The response doesn’t tell us who this all-powerful individual is, nor their job title or position in the ministry (or elsewhere in government). It certainly doesn’t tell us what qualifications or expertise they might have to overturn 19 out of 20 recommendations made by the Parole Board. And it doesn’t tell us what instructions or guidance they have been working to in doing so.
“Should we take this to mean that Dominic Raab is taking instruction from someone else…rather than giving that steer himself? That seems so unlikely that we assume this is a drafting mistake, but the recipients of the email or note within the ministry must have been a little confused too.”
The ministry tells us that there is an absolute exemption under the Freedom of Information Act from disclosing personal information, but the redaction of names from this document leaves a mystery about the chain of command as well as the identity of the person concerned. It is very strange that the document says that “the Secretary of State is clear xxx wants to take a more precautionary approach”. Should we take this to mean that Dominic Raab is taking instruction from someone else about the approach to be taken rather than giving that steer himself? That seems so unlikely that we assume this is a drafting mistake, but the recipients of the email or note within the ministry must have been a little confused too.

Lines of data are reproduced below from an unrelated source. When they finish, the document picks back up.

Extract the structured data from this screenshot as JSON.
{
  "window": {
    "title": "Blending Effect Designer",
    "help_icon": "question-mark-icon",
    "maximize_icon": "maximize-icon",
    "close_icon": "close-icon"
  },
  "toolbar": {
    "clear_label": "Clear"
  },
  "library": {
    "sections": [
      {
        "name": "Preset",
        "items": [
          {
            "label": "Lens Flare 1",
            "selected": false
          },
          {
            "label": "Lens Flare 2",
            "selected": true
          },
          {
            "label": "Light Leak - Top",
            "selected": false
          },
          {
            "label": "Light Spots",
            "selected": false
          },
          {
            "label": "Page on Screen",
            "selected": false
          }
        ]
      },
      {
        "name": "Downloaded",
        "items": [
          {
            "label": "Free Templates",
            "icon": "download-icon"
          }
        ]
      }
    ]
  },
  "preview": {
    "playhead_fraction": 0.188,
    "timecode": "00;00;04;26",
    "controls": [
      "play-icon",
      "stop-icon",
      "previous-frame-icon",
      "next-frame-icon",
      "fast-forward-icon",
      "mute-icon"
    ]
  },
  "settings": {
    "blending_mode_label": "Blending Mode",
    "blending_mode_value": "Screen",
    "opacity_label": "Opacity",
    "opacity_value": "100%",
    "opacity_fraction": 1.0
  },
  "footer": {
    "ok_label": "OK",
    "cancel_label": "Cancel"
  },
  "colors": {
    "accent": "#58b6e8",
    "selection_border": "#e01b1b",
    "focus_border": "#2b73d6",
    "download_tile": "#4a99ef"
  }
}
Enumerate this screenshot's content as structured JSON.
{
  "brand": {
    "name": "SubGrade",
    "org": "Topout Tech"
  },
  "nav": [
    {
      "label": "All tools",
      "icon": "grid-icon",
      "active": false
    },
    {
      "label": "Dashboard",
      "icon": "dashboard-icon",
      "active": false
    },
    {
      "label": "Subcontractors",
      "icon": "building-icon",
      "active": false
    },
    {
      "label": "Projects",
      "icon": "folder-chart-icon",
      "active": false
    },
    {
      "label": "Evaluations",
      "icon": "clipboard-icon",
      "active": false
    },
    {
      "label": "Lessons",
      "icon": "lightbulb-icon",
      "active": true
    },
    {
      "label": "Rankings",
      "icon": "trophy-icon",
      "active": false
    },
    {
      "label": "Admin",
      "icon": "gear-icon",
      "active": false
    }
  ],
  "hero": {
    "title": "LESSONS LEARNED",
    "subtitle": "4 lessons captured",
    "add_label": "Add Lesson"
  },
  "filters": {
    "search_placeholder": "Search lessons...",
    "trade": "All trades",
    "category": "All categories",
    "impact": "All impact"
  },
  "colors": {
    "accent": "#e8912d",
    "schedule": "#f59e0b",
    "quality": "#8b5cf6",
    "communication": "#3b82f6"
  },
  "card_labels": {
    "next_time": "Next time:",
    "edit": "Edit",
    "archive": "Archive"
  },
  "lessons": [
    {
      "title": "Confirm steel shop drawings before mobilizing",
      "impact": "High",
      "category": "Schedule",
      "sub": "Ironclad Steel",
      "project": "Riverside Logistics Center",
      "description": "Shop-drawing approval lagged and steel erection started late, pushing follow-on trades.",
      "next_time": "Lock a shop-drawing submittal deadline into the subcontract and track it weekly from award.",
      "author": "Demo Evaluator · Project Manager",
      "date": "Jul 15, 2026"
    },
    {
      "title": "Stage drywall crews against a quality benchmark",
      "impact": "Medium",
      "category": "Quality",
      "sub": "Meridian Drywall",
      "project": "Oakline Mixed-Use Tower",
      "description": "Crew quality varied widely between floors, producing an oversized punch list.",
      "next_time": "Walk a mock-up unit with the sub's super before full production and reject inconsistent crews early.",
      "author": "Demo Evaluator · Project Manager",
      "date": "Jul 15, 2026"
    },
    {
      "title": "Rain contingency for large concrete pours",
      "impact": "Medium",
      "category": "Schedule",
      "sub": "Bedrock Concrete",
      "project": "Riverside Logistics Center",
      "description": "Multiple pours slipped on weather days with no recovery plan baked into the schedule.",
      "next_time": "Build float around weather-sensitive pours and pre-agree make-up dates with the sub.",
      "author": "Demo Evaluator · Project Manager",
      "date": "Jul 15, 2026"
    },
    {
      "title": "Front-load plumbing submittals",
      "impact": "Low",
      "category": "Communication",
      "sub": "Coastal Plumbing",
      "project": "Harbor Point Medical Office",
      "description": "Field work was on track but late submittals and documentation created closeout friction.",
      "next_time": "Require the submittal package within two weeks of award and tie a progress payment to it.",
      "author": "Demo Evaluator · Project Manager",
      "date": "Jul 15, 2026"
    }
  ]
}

As for the policy to be applied, the document says to caseworkers making recommendations to the mystery decision maker that “To be clear, you are working to the current policy” (the ministry’s underlining), but immediately qualifies that by saying “but with a more precautionary approach”.
So it really matters that we try to clear up the confusion this latest FOI response leaves unresolved.
First, we need to know more about who the unidentified decision maker is. Are they appointed by the secretary of state, or, bizarrely, superior to him in some way?
We need to know if a “precautionary approach” amounts to anything more complicated than an instruction to “just say no”. Does the repeated assertion (in this and in a previous response) that officials should consider recommendations for open under the same policy as the Parole Board (i.e. the policy applying before new Rules came into force on 6 June) actually mean anything? On the face of it, the application of a “precautionary principle” appears in reality to represent a radically new policy, quite different from what the Parole Board was applying in those cases.
So we will start by asking for the job title and qualifications of the mystery decision maker, and what instruction or guidance they received from (or, improbably, gave to) the secretary of state.
The outcome of all this doublespeak has been anything but confusing: a 95% rejection rate of Parole Board recommendations. It doesn’t take much to predict what the impact of a similar “precautionary approach” procedure might be if the secretary of state is allowed by parliament to insert himself into decisions on release as well as transfers to open conditions.
Ministry of Justice FOI response
Formal response from the Ministry of Justice to the Prison Reform Trust’s FOI request
Interim process note—Open
Read a copy of the internal interim guidance sent to Public Protection Casework Section staff responsible for considering recommendations for transfer to open conditions made by the Parole Board, before new rules came into force on 6 June 2022.